Everybody Loves China … Not

Everybody Loves China … Not. By Thomas Lifson.

Late last week, as veteran China-watcher Katsuji Nakazawa of Nikkei Asia wrote:

The European Parliament has voted overwhelmingly to freeze the ratification process of an investment pact with China — a deal that Beijing six months ago considered a big strategic victory.

It has sent shock waves throughout China, with only one month and change before arguably the most important event in President Xi Jinping’s era, the 100th anniversary of the Chinese Communist Party’s establishment, on July 1.

Some party members are worried that the centenary’s festive mood will be dampened by the harsh diplomatic reality. Not only are China’s relations with the U.S. bad, but now EU relations are stuck in a ditch.

At this rate, not many Western leaders are likely to phone or telegraph congratulatory messages to Beijing for the party’s 100th birthday.

President Xi does not appear to have many cards to play.

It is not just the U.S. and the E.U. that China has alienated.  The entire world has been traumatized by the COVID pandemic that we now know (after over a year of media and tech complicity in pushing the cover story of wet market origins) came out of the Wuhan Institute of Virology’s lab.

And we know that when people got sick in Wuhan, China shut down travel to the rest of China while allowing Chinese to travel overseas, a near–smoking gun bit of evidence that China saw it as a bioweapon, whether or not it was deliberately engineered as such.

Australia has had the effrontery to demand a reckoning from China on COVID’s origins and has been mercilessly bullied by China for doing so.

China’s neighbors in Asia, with the sole exception of North Korea, have been deeply alienated by China’s aggressive moves in the South China Sea, creating artificial islands, building military installations there, and claiming sovereignty, including the right to control seaborne commerce through the busiest and economically most critical trade routes in the world.  America’s challenge to those claims is drawing support even from former enemies like Vietnam, along with the rest of coastal Asia.

India, China’s neighbor and the only other country with a billion-plus citizens, is fighting a war with it in the Himalayas and is mobilized against China. …

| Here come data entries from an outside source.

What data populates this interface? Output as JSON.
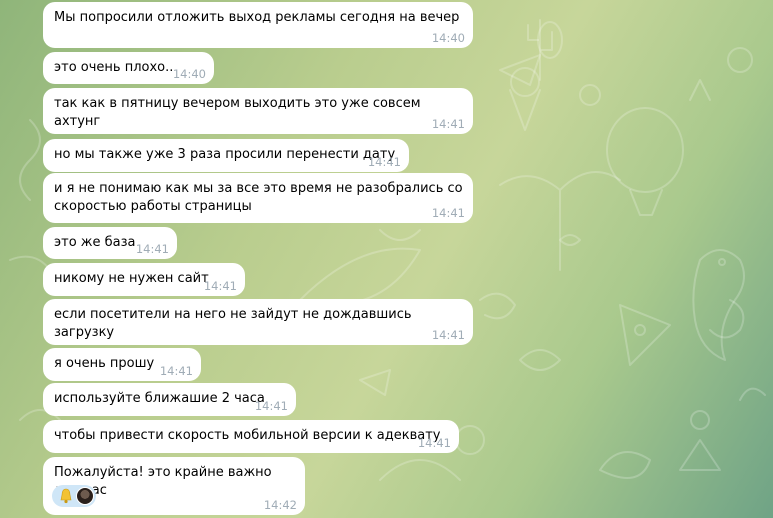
{
  "colors": {
    "bubble": "#ffffff",
    "timestamp": "#a0acb6",
    "reaction_chip": "#cfe6f7"
  },
  "messages": [
    {
      "text": "Мы попросили отложить выход рекламы сегодня на вечер",
      "time": "14:40"
    },
    {
      "text": "это очень плохо..",
      "time": "14:40"
    },
    {
      "text": "так как в пятницу вечером выходить это уже совсем ахтунг",
      "time": "14:41"
    },
    {
      "text": "но мы также уже 3 раза просили перенести дату",
      "time": "14:41"
    },
    {
      "text": "и я не понимаю как мы за все это время не разобрались со\nскоростью работы страницы",
      "time": "14:41"
    },
    {
      "text": "это же база",
      "time": "14:41"
    },
    {
      "text": "никому не нужен сайт",
      "time": "14:41"
    },
    {
      "text": "если посетители на него не зайдут не дождавшись загрузку",
      "time": "14:41"
    },
    {
      "text": "я очень прошу",
      "time": "14:41"
    },
    {
      "text": "используйте ближашие 2 часа",
      "time": "14:41"
    },
    {
      "text": "чтобы привести скорость мобильной версии к адеквату",
      "time": "14:41"
    },
    {
      "text": "Пожалуйста! это крайне важно для нас",
      "time": "14:42"
    }
  ],
  "reaction": {
    "emoji_icon": "bell-emoji-icon",
    "reactor": "avatar"
  }
}
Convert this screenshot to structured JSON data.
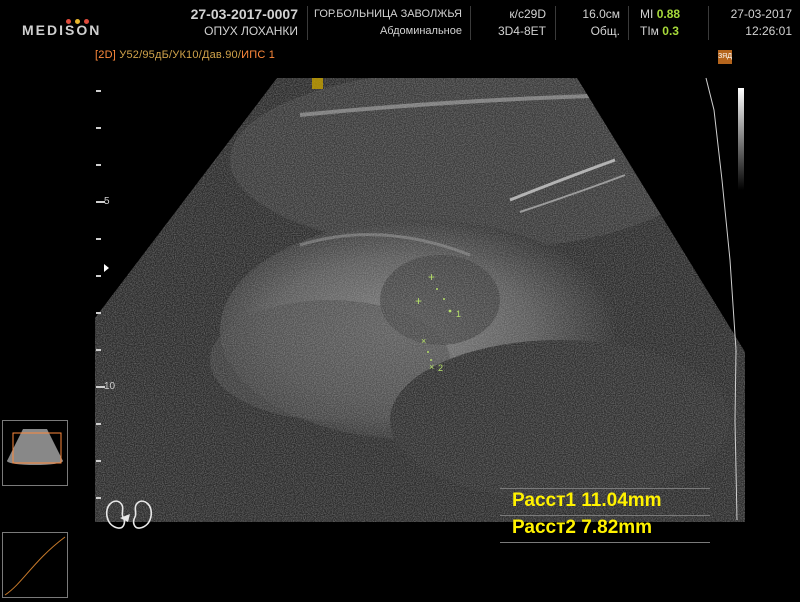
{
  "header": {
    "logo": "MEDISON",
    "logo_dot_colors": [
      "#e04b3c",
      "#e8b62c",
      "#e04b3c"
    ],
    "patient_id": "27-03-2017-0007",
    "study_title": "ОПУХ ЛОХАНКИ",
    "hospital": "ГОР.БОЛЬНИЦА ЗАВОЛЖЬЯ",
    "preset": "Абдоминальное",
    "probe_freq": "к/с29D",
    "probe": "3D4-8ET",
    "depth": "16.0см",
    "app": "Общ.",
    "mi_label": "MI",
    "mi_value": "0.88",
    "tim_label": "TIм",
    "tim_value": "0.3",
    "date": "27-03-2017",
    "time": "12:26:01"
  },
  "mode_line": {
    "tag": "[2D]",
    "params": "У52/95дБ/УК10/Дав.90/",
    "ips": "ИПС 1"
  },
  "depth_labels": [
    "5",
    "10"
  ],
  "measurements": [
    {
      "label": "Расст1",
      "value": "11.04mm"
    },
    {
      "label": "Расст2",
      "value": "7.82mm"
    }
  ],
  "markers": [
    "1",
    "2"
  ],
  "icons": {
    "top_right": "probe-orientation-icon",
    "focus": "focus-marker-icon",
    "body": "kidney-bodymarker-icon",
    "depth_pointer": "depth-pointer-icon",
    "top_right_text": "ЗЯД"
  },
  "colors": {
    "measure_text": "#fff200",
    "caliper": "#b6e06a",
    "value_green": "#a6d93a",
    "mode_orange": "#ff8a3c"
  }
}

Why is China so inept at diplomacy and just getting along with others?

[A] reason that I predict China will have grave difficulties in leading the world into a post-American new world order with itself at the top is China’s own multiple millennia of history.

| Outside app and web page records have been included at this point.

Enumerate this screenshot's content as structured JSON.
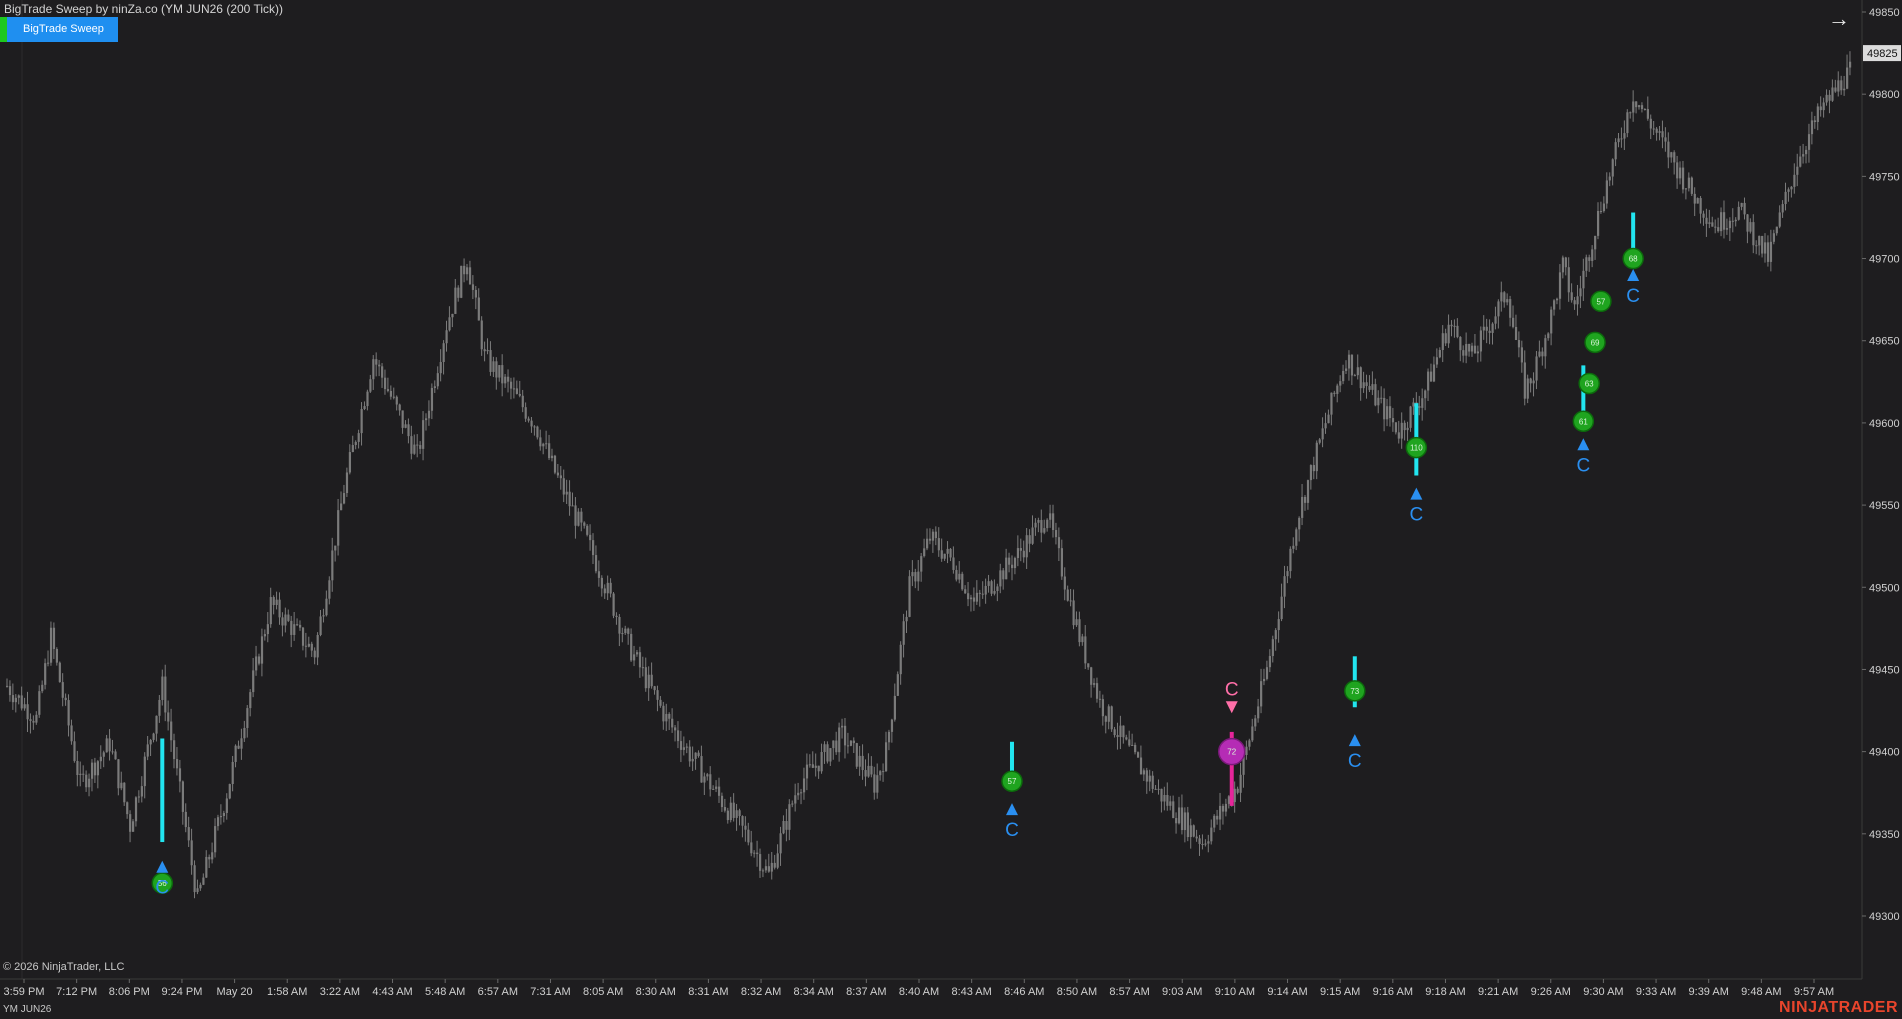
{
  "header": {
    "title": "BigTrade Sweep by ninZa.co (YM JUN26 (200 Tick))",
    "indicator_label": "BigTrade Sweep"
  },
  "footer": {
    "copyright": "© 2026 NinjaTrader, LLC",
    "instrument": "YM JUN26",
    "brand": "NINJATRADER"
  },
  "colors": {
    "background": "#1e1d1f",
    "candle": "#7b7b7b",
    "axis_text": "#d0d0d0",
    "buy_signal": "#2a8ff0",
    "sell_signal": "#ff6fa8",
    "buy_sweep_bar": "#22e5f0",
    "sell_sweep_bar": "#e5259a",
    "buy_bubble": "#1fa41f",
    "sell_bubble": "#b52cb5",
    "price_tag_bg": "#dcdcdc"
  },
  "chart_data": {
    "type": "candlestick",
    "instrument": "YM JUN26",
    "bar_type": "200 Tick",
    "last_price": 49825,
    "ylim": [
      49285,
      49865
    ],
    "y_ticks": [
      49300,
      49350,
      49400,
      49450,
      49500,
      49550,
      49600,
      49650,
      49700,
      49750,
      49800,
      49850
    ],
    "x_ticks": [
      "3:59 PM",
      "7:12 PM",
      "8:06 PM",
      "9:24 PM",
      "May 20",
      "1:58 AM",
      "3:22 AM",
      "4:43 AM",
      "5:48 AM",
      "6:57 AM",
      "7:31 AM",
      "8:05 AM",
      "8:30 AM",
      "8:31 AM",
      "8:32 AM",
      "8:34 AM",
      "8:37 AM",
      "8:40 AM",
      "8:43 AM",
      "8:46 AM",
      "8:50 AM",
      "8:57 AM",
      "9:03 AM",
      "9:10 AM",
      "9:14 AM",
      "9:15 AM",
      "9:16 AM",
      "9:18 AM",
      "9:21 AM",
      "9:26 AM",
      "9:30 AM",
      "9:33 AM",
      "9:39 AM",
      "9:48 AM",
      "9:57 AM"
    ],
    "price_path": [
      [
        0,
        49440
      ],
      [
        10,
        49420
      ],
      [
        15,
        49470
      ],
      [
        25,
        49380
      ],
      [
        35,
        49405
      ],
      [
        42,
        49355
      ],
      [
        53,
        49440
      ],
      [
        65,
        49310
      ],
      [
        75,
        49375
      ],
      [
        90,
        49490
      ],
      [
        105,
        49460
      ],
      [
        115,
        49560
      ],
      [
        125,
        49640
      ],
      [
        140,
        49580
      ],
      [
        150,
        49660
      ],
      [
        157,
        49700
      ],
      [
        163,
        49640
      ],
      [
        172,
        49620
      ],
      [
        180,
        49600
      ],
      [
        187,
        49570
      ],
      [
        200,
        49520
      ],
      [
        212,
        49465
      ],
      [
        225,
        49420
      ],
      [
        240,
        49380
      ],
      [
        252,
        49350
      ],
      [
        260,
        49325
      ],
      [
        270,
        49380
      ],
      [
        285,
        49410
      ],
      [
        296,
        49380
      ],
      [
        300,
        49400
      ],
      [
        308,
        49500
      ],
      [
        315,
        49530
      ],
      [
        323,
        49515
      ],
      [
        330,
        49490
      ],
      [
        345,
        49520
      ],
      [
        355,
        49545
      ],
      [
        366,
        49470
      ],
      [
        373,
        49430
      ],
      [
        383,
        49400
      ],
      [
        393,
        49375
      ],
      [
        408,
        49345
      ],
      [
        420,
        49380
      ],
      [
        430,
        49450
      ],
      [
        440,
        49540
      ],
      [
        450,
        49600
      ],
      [
        457,
        49640
      ],
      [
        475,
        49595
      ],
      [
        484,
        49620
      ],
      [
        492,
        49660
      ],
      [
        500,
        49640
      ],
      [
        512,
        49680
      ],
      [
        518,
        49620
      ],
      [
        521,
        49630
      ],
      [
        527,
        49665
      ],
      [
        531,
        49695
      ],
      [
        535,
        49670
      ],
      [
        545,
        49740
      ],
      [
        555,
        49800
      ],
      [
        565,
        49770
      ],
      [
        575,
        49740
      ],
      [
        583,
        49720
      ],
      [
        591,
        49730
      ],
      [
        601,
        49700
      ],
      [
        611,
        49760
      ],
      [
        619,
        49790
      ],
      [
        627,
        49810
      ],
      [
        636,
        49825
      ]
    ],
    "markers": [
      {
        "type": "buy",
        "label": "C",
        "index": 53,
        "price": 49330,
        "bubble_price": 49320,
        "bubble_text": "56",
        "bar_from": 49345,
        "bar_to": 49408
      },
      {
        "type": "buy",
        "label": "C",
        "index": 343,
        "price": 49365,
        "bubble_price": 49382,
        "bubble_text": "57",
        "bar_from": 49388,
        "bar_to": 49406
      },
      {
        "type": "sell",
        "label": "C",
        "index": 418,
        "price": 49427,
        "bubble_price": 49400,
        "bubble_text": "72",
        "bar_from": 49367,
        "bar_to": 49412
      },
      {
        "type": "buy",
        "label": "C",
        "index": 460,
        "price": 49407,
        "bubble_price": 49437,
        "bubble_text": "73",
        "bar_from": 49427,
        "bar_to": 49458
      },
      {
        "type": "buy",
        "label": "C",
        "index": 481,
        "price": 49557,
        "bubble_price": 49585,
        "bubble_text": "110",
        "bar_from": 49568,
        "bar_to": 49612
      },
      {
        "type": "buy",
        "label": "C",
        "index": 538,
        "price": 49587,
        "bubble_price": 49601,
        "bubble_text": "61",
        "bar_from": 49605,
        "bar_to": 49635
      },
      {
        "type": "buy",
        "label": null,
        "index": 540,
        "price": null,
        "bubble_price": 49624,
        "bubble_text": "63",
        "bar_from": null,
        "bar_to": null
      },
      {
        "type": "buy",
        "label": null,
        "index": 542,
        "price": null,
        "bubble_price": 49649,
        "bubble_text": "69",
        "bar_from": null,
        "bar_to": null
      },
      {
        "type": "buy",
        "label": null,
        "index": 544,
        "price": null,
        "bubble_price": 49674,
        "bubble_text": "57",
        "bar_from": null,
        "bar_to": null
      },
      {
        "type": "buy",
        "label": "C",
        "index": 555,
        "price": 49690,
        "bubble_price": 49700,
        "bubble_text": "68",
        "bar_from": 49700,
        "bar_to": 49728
      }
    ]
  }
}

Until its abrupt decline and fall that began when Westerners forced China to accede to mass importation of opium (enforced via two wars in which Western gunboats defeated China’s traditional armaments), China had no experience at all of diplomacy as the relationship of sovereign states with equal standing as such — the so-called Westphalian state system.

China was the “central kingdom” to which all others paid tribute as vassals of a sort if they wished to engage in relations. …

Xi’s and China’s inability to deal as equals with the rest of the world, its predatory theft of intellectual property — no longer casually accepted as the price of doing business there — and its destructive Belt & Road initiative that has already bankrupted or deeply indebted countries that received its “aid” all are contributing to a pariah status for China.

Most of all, China looks to have imposed on the rest of the world a pandemic that has been a catastrophe of the first order.

Sounds like Han supremacy might be a problem. Or is it Marxist supremacy?

UPDATE: Xi plots propaganda war to make China ‘loveable’. By Didi Tang.

China must assert itself more effectively on the world stage to strengthen its voice and status, President Xi told the country’s leaders yesterday. …

With the right communication tools, China would have more friends and be seen around the world as “credible, loveable and respectable”, Xi claimed. …

Wow, good one:

Budapest has renamed streets around the planned site of a top Chinese university to protest against an “unwanted” project forced on it by Viktor Orban, the prime minister.

Four street signs at the site now bear the names Free Hong Kong Road, Uighur Martyrs’ Road, Dalai Lama Road, and Bishop Xie Shiguang Road, referring to a persecuted Chinese Catholic priest. The area, at present derelict, is to house Fudan University’s first European campus.